Last week a friend pressed upon me the importance of writing your own culture. It was a small part of a multi-hour conversation, and I'm not sure if I'm interpreted their meaning correctly, but the correct-seeming-to-me position I took from it was something like this:
Write your own culture. Identify your values the things you consider to be virtues. Not those of the broader culture you exist in or those putatively held by the groups in which you have an identity. Those which are yours, for you, separate from what others might value or consider virtuous.
Perhaps for convenience, to date, I would round off my values/virtues to being Rationalist and EA values. Succinct, perhaps easier to communicate or even convenient as an internal mental handle. But with less personal ownership, or something. Like perhaps they're only "my values" because I'm part of those groups. And that's not true. While the groups might have helped me flesh out and identify my values, they are my values. Also when held this way there is far less nuance to them.
I already have them floating around in my head with my own particular characterization. Yet they float around individually, not as a coherent list. So here goes. Here's a first attempt to capture my values and virtues.
(What's the difference between a value and virtue? I'm not sure exactly, but my brain is labeling some items as more one than the other. Maybe values are things I optimize for and virtues are behaviors I endorse.)
(Also, this isn't an exhaustive list of absolutely everything I'd say I care about or think is good. These are top high-level virtues which subsume all the other things for me. I value cake, but cake arises as something I value further down the chain than anything list here.)
(very loose/hazy ordering of priority)
I can't tell you exactly where I'm going, but I can sure see which direction the arrow points.
It's easier, in a way, to talk about the negative motivations — ending disease, decreasing existential risk, that sort of thing — because those are the things that I'm pretty sure of, in light of uncertainty about what really matters to me. I don't know exactly what I want, but I'm pretty sure I want there to be humans (or post-humans) around to see it.
But don't confuse what I'm doing with what I'm fighting for. The latter is much harder to describe, and I have no delusions of understanding.
You don't get to know exactly what you're fighting for, but the world's in bad enough shape that you don't need to.
From You don't get to know what you're fighting for on Minding Our Way
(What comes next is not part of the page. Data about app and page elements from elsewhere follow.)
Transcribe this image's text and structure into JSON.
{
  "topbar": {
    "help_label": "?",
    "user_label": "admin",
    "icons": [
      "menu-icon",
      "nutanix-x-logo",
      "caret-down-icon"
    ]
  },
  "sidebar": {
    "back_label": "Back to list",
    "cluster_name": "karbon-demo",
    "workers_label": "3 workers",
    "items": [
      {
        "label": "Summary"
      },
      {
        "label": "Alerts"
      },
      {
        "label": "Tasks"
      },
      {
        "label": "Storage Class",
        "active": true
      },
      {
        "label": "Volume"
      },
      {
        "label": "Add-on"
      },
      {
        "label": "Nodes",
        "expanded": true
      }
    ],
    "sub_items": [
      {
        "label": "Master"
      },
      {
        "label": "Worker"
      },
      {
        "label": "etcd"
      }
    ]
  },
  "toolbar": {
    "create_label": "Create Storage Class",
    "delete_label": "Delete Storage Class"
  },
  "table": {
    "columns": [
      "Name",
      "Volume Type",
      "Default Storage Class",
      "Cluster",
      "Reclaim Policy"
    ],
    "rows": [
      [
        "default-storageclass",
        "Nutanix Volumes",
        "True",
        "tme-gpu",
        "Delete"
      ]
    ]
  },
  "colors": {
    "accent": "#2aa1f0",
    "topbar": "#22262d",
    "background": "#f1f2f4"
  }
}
This strikes me as a worthwhile exercise for people to undertake. It can give valuable perspective and suggest important avenues for self-improvement. For what it's worth, here's what I came up with the first time I tried it: https://sniggle.net/TPL/index5.php?entry=28Dec16